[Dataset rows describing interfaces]

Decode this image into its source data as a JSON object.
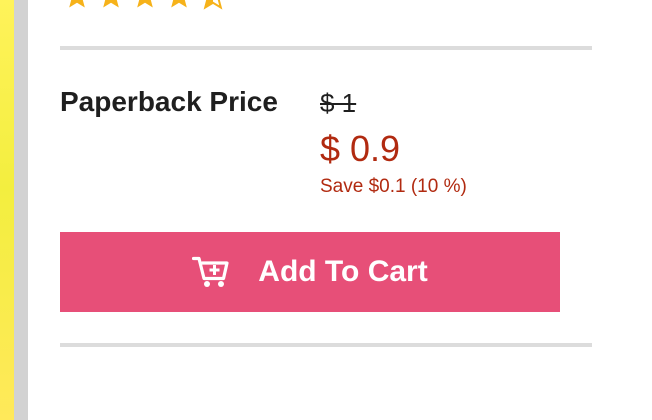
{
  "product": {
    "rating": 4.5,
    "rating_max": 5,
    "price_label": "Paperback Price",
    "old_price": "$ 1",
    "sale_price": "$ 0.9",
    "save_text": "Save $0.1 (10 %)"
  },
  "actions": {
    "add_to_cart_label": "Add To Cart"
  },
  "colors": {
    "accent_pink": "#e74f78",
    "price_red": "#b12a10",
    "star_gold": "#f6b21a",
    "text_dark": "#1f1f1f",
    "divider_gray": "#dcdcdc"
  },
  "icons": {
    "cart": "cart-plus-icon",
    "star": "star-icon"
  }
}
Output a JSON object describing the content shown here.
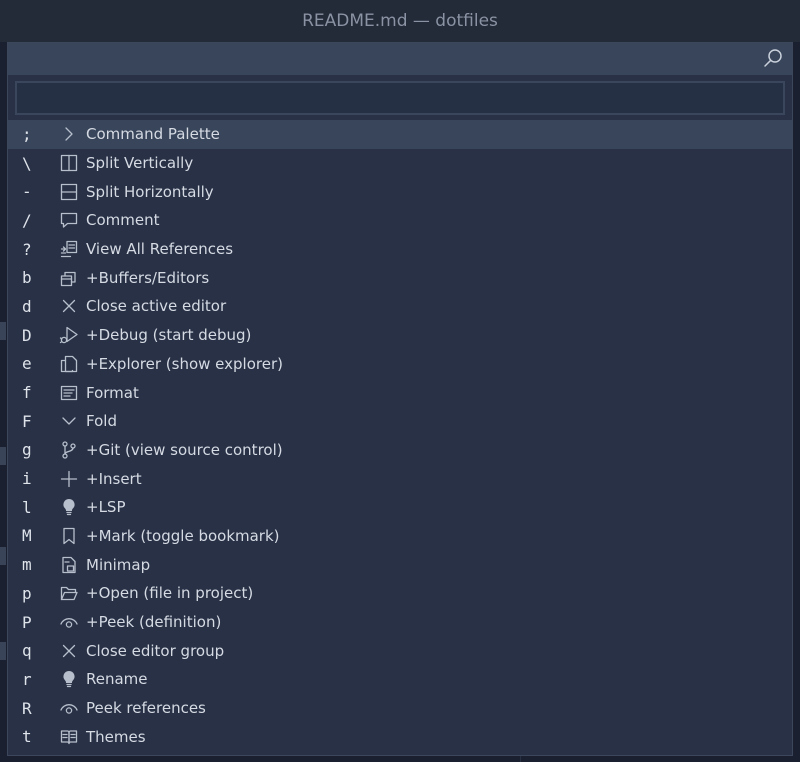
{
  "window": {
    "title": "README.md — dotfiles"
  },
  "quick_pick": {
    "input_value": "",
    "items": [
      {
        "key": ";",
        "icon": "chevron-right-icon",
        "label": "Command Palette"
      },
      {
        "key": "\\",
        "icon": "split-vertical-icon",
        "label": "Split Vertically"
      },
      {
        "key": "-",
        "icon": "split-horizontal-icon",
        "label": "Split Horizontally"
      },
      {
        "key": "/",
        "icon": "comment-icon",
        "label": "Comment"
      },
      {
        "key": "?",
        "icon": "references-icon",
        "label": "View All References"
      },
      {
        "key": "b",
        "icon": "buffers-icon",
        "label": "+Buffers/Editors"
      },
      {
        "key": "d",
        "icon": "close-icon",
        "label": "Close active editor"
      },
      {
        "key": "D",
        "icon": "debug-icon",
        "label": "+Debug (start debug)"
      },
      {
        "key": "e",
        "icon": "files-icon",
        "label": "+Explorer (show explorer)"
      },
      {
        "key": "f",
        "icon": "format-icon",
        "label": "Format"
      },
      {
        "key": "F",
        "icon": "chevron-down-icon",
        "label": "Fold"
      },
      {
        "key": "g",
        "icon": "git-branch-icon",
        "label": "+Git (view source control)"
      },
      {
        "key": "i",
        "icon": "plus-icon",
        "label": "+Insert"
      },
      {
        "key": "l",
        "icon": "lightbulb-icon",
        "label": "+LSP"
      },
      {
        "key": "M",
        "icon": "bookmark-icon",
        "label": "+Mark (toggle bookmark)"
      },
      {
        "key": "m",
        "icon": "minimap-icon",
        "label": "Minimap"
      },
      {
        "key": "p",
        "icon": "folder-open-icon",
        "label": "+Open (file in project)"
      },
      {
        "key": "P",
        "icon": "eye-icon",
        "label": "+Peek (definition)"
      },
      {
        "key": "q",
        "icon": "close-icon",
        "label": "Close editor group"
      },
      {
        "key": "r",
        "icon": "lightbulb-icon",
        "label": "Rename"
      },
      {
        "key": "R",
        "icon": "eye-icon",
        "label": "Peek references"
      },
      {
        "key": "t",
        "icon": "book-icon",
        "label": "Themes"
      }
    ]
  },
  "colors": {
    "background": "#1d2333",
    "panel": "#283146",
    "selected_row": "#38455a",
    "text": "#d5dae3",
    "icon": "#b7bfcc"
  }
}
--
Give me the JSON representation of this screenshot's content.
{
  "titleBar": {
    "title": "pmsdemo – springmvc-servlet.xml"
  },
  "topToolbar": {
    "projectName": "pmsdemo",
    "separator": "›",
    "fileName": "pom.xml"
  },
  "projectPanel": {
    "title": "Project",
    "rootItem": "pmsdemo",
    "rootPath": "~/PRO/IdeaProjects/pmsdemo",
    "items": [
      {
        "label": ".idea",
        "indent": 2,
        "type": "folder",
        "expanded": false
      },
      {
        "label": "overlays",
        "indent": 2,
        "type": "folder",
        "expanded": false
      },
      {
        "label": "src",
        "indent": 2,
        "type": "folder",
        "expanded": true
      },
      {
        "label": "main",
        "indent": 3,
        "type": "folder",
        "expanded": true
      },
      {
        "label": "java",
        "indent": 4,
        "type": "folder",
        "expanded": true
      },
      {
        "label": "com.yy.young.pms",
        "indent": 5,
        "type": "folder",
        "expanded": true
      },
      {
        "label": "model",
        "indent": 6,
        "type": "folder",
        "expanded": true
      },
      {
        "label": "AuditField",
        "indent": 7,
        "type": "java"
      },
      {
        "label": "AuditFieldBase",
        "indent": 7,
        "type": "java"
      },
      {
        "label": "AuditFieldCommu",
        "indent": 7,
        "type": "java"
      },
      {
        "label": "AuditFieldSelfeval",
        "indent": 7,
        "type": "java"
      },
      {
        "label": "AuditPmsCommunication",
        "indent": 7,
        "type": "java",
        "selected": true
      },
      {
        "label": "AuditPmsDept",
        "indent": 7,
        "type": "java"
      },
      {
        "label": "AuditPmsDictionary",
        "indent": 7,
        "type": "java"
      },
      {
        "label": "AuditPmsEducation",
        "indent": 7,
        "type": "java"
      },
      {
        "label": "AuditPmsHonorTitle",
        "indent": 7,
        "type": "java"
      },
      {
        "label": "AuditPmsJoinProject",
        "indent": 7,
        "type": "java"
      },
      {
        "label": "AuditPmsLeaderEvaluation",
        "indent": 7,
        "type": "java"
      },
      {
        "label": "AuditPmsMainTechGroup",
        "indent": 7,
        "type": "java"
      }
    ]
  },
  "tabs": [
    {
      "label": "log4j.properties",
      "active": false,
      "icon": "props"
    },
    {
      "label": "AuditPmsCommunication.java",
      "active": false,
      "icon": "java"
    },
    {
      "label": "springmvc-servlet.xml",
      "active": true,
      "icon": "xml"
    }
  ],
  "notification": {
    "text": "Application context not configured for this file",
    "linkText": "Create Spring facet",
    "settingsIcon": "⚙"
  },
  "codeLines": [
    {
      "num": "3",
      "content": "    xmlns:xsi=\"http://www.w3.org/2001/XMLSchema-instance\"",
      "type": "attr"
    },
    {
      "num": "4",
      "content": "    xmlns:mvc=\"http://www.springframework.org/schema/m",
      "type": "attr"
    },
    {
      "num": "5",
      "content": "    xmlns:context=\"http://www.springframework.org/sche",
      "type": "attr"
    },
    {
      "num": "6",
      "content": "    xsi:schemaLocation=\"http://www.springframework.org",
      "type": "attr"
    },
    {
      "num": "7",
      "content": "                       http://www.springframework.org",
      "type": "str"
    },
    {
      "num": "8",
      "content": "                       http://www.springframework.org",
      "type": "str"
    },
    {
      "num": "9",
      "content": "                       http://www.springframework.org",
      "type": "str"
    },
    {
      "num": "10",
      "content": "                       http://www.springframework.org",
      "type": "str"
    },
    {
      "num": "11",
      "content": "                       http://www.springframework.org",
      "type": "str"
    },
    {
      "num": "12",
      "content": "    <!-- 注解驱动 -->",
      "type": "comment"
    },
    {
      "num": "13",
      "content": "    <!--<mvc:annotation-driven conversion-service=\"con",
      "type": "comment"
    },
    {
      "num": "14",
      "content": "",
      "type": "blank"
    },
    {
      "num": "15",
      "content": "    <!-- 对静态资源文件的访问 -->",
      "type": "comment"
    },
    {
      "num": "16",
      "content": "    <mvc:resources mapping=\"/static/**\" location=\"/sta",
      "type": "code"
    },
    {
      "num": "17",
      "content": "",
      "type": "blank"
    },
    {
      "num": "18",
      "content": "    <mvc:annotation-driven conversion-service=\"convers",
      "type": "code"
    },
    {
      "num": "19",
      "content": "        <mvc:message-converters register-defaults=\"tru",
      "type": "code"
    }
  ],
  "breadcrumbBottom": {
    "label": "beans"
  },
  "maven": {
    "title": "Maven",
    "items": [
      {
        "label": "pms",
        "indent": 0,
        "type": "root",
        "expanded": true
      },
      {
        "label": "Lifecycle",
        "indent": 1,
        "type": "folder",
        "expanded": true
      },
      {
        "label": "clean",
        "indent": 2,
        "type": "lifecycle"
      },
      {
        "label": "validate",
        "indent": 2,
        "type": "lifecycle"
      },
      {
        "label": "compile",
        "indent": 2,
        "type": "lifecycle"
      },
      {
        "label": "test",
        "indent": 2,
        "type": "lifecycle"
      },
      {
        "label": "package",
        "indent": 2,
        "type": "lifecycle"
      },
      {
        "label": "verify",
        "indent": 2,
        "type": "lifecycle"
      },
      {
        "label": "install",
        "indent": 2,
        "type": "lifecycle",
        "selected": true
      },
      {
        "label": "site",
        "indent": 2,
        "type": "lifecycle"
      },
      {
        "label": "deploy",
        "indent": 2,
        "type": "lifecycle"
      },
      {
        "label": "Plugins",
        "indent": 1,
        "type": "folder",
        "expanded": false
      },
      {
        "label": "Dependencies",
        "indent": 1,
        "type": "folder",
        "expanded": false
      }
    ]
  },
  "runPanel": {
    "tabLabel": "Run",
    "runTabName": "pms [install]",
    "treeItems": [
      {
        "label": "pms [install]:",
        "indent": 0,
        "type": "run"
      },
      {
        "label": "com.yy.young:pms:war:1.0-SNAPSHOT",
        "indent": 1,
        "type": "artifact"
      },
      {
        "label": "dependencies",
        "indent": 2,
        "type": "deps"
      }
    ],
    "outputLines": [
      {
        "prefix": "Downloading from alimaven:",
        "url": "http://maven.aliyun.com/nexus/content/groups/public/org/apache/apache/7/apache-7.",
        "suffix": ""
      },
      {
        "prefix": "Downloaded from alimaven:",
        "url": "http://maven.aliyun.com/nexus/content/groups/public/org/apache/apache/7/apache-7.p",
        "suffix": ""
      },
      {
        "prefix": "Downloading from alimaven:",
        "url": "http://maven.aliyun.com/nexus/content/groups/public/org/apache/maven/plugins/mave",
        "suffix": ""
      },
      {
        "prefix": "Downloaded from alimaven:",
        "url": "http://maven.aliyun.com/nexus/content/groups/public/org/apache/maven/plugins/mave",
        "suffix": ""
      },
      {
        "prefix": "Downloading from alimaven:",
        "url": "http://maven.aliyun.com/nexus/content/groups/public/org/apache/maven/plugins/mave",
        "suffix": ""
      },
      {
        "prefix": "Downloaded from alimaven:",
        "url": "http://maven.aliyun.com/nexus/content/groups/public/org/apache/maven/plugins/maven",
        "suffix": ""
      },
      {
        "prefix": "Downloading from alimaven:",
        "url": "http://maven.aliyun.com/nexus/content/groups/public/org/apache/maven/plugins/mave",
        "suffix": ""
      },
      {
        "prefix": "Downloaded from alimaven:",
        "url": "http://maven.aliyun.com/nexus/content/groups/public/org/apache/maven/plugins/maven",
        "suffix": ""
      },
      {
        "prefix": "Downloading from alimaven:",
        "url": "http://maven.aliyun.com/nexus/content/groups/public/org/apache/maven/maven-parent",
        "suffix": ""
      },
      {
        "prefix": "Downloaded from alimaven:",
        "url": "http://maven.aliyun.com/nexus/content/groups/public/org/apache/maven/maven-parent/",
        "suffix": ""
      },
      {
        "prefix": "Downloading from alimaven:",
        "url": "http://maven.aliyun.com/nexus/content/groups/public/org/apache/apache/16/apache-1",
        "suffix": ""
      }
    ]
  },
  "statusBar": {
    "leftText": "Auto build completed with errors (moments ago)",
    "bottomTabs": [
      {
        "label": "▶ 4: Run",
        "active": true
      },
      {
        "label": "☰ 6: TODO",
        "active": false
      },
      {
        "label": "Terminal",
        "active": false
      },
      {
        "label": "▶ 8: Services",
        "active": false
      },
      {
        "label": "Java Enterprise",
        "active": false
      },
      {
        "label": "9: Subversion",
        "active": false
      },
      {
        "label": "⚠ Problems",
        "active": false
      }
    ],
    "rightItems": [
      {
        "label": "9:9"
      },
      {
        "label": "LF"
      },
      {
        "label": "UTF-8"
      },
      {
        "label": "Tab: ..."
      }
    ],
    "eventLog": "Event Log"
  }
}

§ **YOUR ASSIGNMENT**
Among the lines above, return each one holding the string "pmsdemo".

§ **ANSWER TO THIS PROBLEM**
    "title": "pmsdemo – springmvc-servlet.xml"
    "projectName": "pmsdemo",
    "rootItem": "pmsdemo",
    "rootPath": "~/PRO/IdeaProjects/pmsdemo",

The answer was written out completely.